TASK:
The entries below should be written out again exactly as they stand.

(Beginning of MATERIAL SHOWN)

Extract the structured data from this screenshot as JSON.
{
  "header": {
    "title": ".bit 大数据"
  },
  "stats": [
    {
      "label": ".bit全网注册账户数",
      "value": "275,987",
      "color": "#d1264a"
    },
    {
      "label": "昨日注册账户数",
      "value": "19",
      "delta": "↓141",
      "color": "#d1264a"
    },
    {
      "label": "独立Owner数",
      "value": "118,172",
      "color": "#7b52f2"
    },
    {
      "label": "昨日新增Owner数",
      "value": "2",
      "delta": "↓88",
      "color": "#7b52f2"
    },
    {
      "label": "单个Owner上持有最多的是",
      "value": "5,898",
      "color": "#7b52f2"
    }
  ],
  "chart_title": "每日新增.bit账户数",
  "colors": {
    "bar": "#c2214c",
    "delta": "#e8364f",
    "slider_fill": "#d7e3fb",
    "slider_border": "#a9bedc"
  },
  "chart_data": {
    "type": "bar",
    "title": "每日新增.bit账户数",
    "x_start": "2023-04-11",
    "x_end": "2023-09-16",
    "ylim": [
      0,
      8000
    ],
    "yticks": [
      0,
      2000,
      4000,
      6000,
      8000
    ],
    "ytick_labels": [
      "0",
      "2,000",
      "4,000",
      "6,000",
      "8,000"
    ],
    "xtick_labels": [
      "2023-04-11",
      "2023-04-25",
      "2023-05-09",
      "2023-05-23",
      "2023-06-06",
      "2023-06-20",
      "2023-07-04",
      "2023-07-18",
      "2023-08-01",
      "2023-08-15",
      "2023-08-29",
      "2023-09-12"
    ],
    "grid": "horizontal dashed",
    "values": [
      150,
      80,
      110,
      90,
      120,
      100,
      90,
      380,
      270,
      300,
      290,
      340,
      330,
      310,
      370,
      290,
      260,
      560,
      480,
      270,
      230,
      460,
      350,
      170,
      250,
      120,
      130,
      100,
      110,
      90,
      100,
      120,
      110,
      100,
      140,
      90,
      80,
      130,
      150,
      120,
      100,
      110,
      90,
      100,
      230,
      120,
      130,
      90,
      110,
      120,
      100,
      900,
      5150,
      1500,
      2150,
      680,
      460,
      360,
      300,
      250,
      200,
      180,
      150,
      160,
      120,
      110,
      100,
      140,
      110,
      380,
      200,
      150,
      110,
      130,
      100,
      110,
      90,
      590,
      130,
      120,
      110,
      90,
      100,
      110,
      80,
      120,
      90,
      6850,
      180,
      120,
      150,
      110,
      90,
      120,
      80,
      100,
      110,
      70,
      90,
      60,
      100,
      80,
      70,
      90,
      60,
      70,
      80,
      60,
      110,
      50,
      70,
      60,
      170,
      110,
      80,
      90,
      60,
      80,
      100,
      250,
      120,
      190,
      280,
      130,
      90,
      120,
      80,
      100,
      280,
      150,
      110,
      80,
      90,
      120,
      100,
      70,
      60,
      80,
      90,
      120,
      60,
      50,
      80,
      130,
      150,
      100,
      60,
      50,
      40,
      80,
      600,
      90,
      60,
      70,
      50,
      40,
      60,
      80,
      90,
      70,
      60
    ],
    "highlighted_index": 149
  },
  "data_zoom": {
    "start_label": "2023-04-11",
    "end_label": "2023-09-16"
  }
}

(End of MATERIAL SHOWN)

WORKED SOLUTION:
Extract the structured data from this screenshot as JSON.
{
  "header": {
    "title": ".bit 大数据"
  },
  "stats": [
    {
      "label": ".bit全网注册账户数",
      "value": "275,987",
      "color": "#d1264a"
    },
    {
      "label": "昨日注册账户数",
      "value": "19",
      "delta": "↓141",
      "color": "#d1264a"
    },
    {
      "label": "独立Owner数",
      "value": "118,172",
      "color": "#7b52f2"
    },
    {
      "label": "昨日新增Owner数",
      "value": "2",
      "delta": "↓88",
      "color": "#7b52f2"
    },
    {
      "label": "单个Owner上持有最多的是",
      "value": "5,898",
      "color": "#7b52f2"
    }
  ],
  "chart_title": "每日新增.bit账户数",
  "colors": {
    "bar": "#c2214c",
    "delta": "#e8364f",
    "slider_fill": "#d7e3fb",
    "slider_border": "#a9bedc"
  },
  "chart_data": {
    "type": "bar",
    "title": "每日新增.bit账户数",
    "x_start": "2023-04-11",
    "x_end": "2023-09-16",
    "ylim": [
      0,
      8000
    ],
    "yticks": [
      0,
      2000,
      4000,
      6000,
      8000
    ],
    "ytick_labels": [
      "0",
      "2,000",
      "4,000",
      "6,000",
      "8,000"
    ],
    "xtick_labels": [
      "2023-04-11",
      "2023-04-25",
      "2023-05-09",
      "2023-05-23",
      "2023-06-06",
      "2023-06-20",
      "2023-07-04",
      "2023-07-18",
      "2023-08-01",
      "2023-08-15",
      "2023-08-29",
      "2023-09-12"
    ],
    "grid": "horizontal dashed",
    "values": [
      150,
      80,
      110,
      90,
      120,
      100,
      90,
      380,
      270,
      300,
      290,
      340,
      330,
      310,
      370,
      290,
      260,
      560,
      480,
      270,
      230,
      460,
      350,
      170,
      250,
      120,
      130,
      100,
      110,
      90,
      100,
      120,
      110,
      100,
      140,
      90,
      80,
      130,
      150,
      120,
      100,
      110,
      90,
      100,
      230,
      120,
      130,
      90,
      110,
      120,
      100,
      900,
      5150,
      1500,
      2150,
      680,
      460,
      360,
      300,
      250,
      200,
      180,
      150,
      160,
      120,
      110,
      100,
      140,
      110,
      380,
      200,
      150,
      110,
      130,
      100,
      110,
      90,
      590,
      130,
      120,
      110,
      90,
      100,
      110,
      80,
      120,
      90,
      6850,
      180,
      120,
      150,
      110,
      90,
      120,
      80,
      100,
      110,
      70,
      90,
      60,
      100,
      80,
      70,
      90,
      60,
      70,
      80,
      60,
      110,
      50,
      70,
      60,
      170,
      110,
      80,
      90,
      60,
      80,
      100,
      250,
      120,
      190,
      280,
      130,
      90,
      120,
      80,
      100,
      280,
      150,
      110,
      80,
      90,
      120,
      100,
      70,
      60,
      80,
      90,
      120,
      60,
      50,
      80,
      130,
      150,
      100,
      60,
      50,
      40,
      80,
      600,
      90,
      60,
      70,
      50,
      40,
      60,
      80,
      90,
      70,
      60
    ],
    "highlighted_index": 149
  },
  "data_zoom": {
    "start_label": "2023-04-11",
    "end_label": "2023-09-16"
  }
}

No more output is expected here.